‘I love that smell of wood. Means my mum will have the fire going and it ‘ll be cosy in the house. You’re dad put the fire on?’
‘Yep. Since he’s been off the piss, he orders in whole logs and chops the wood in the back yard. Doing his punishment. When he was on the grog he was happy to throw the furniture on the fire.’
I could see people were gathered at the far end of the street, and sparks leaping into the sky somewhere behind Sonny’s place. Or maybe my place. We started running. Sonny’s father was standing on the footpath out the front of his place with his hands on his hips.
‘Is it our joint?’ Sonny screamed.
‘Na. The religious mob next door. In the back stable where all the singing goes on.’
Less than a minute later the Fire Brigade tore into the street, lights flashing. The men jumped out of the truck and ran through The Reverend’s house, into the yard. Another fire engine turned out of the street, parked alongside the back lane. I could hear the old timber of the stable cracking and exploding. Selina was standing outside the house, holding her mother’s hand. She was wearing a crucifix and praying out loud. The Reverend was nowhere to be seen.
By the time the fire was out there was nothing left of the stable. It was burned to the ground, along with everything inside, including the piano, which turned to charcoal, on account of the intense heat. The police had turned up and one of the firemen was explaining to them that they hadn’t been able to get close to the fire until some of the heat had gone out of it.
‘And then we had to break the stable door down. It was heavily padlocked.’

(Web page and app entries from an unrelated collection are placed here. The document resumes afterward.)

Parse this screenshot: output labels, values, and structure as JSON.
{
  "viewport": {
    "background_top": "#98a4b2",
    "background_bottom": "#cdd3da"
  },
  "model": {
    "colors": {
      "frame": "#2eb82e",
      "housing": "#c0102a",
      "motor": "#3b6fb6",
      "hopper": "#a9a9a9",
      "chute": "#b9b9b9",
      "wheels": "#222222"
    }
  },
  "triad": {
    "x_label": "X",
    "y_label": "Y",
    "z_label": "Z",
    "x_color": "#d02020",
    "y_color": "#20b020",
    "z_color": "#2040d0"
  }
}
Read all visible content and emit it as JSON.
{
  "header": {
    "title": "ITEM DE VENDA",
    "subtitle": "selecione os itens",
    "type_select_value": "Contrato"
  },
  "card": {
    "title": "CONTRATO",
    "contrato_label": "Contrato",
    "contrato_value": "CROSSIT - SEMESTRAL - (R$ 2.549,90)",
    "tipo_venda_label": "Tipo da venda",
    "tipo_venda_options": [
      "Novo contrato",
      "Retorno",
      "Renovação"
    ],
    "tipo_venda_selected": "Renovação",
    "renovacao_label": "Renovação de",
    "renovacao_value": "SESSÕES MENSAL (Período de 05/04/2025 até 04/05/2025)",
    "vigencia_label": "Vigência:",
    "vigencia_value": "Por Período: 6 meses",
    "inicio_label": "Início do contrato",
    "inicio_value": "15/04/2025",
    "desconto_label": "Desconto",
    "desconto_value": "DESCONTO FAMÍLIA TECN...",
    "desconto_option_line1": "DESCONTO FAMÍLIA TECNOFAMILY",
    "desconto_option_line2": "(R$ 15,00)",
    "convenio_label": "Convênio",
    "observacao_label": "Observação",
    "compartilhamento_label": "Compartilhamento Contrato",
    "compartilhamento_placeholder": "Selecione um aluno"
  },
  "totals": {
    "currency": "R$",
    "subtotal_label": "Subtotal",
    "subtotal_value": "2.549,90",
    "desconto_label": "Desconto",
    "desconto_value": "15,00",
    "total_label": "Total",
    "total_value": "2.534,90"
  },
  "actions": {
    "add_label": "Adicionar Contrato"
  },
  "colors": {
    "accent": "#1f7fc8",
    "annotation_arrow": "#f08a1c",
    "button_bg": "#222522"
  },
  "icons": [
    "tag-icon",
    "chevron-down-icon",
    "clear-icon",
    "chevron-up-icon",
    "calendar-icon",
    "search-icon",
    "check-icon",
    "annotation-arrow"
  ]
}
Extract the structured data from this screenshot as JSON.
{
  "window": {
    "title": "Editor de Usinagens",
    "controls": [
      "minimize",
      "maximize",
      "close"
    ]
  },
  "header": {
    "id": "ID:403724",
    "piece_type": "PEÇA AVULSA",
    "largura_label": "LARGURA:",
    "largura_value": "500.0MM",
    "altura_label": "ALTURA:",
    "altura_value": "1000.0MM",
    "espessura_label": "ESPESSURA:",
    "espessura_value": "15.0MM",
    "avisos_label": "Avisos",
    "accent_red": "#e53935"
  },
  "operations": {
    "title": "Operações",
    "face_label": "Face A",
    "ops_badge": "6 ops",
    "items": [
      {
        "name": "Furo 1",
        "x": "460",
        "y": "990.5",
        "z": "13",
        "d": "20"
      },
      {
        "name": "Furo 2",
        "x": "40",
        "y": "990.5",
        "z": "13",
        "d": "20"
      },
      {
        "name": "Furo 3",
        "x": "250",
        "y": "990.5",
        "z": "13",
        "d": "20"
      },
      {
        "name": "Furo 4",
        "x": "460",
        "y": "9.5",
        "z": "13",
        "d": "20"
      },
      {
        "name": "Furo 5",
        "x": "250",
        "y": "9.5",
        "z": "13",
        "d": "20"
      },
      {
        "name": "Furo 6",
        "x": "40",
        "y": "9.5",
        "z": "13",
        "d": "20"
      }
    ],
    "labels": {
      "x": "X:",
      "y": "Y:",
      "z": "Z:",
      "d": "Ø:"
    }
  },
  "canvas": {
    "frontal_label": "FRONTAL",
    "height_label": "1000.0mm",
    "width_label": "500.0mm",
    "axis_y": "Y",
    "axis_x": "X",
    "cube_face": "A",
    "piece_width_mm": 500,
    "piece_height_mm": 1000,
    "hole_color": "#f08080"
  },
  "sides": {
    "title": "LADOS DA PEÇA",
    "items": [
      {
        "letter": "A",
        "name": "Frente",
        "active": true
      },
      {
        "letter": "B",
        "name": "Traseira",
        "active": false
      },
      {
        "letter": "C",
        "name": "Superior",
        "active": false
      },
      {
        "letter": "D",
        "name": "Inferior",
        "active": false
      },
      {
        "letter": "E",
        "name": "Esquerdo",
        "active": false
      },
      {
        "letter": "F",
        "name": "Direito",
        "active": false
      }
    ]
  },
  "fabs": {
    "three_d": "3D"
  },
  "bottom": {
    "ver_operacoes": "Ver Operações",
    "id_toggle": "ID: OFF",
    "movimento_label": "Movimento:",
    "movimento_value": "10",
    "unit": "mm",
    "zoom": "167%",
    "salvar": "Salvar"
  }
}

While the copper was taking notes another fireman came out of the house and spoke to his mate.
‘We have a body. A male.’
‘In the stable. Under a sheet of roof iron and framing. Would have fallen in on him. Got a decent whack in the back of his head’
The policeman looked up from his notebook.
‘I thought you said the door was padlocked from the outside?’
The fireman looked insulted.
‘I know my job. I’m sure.’
Sonny stared at me and I looked across the street at Selina. Her face was as blank as a clean sheet.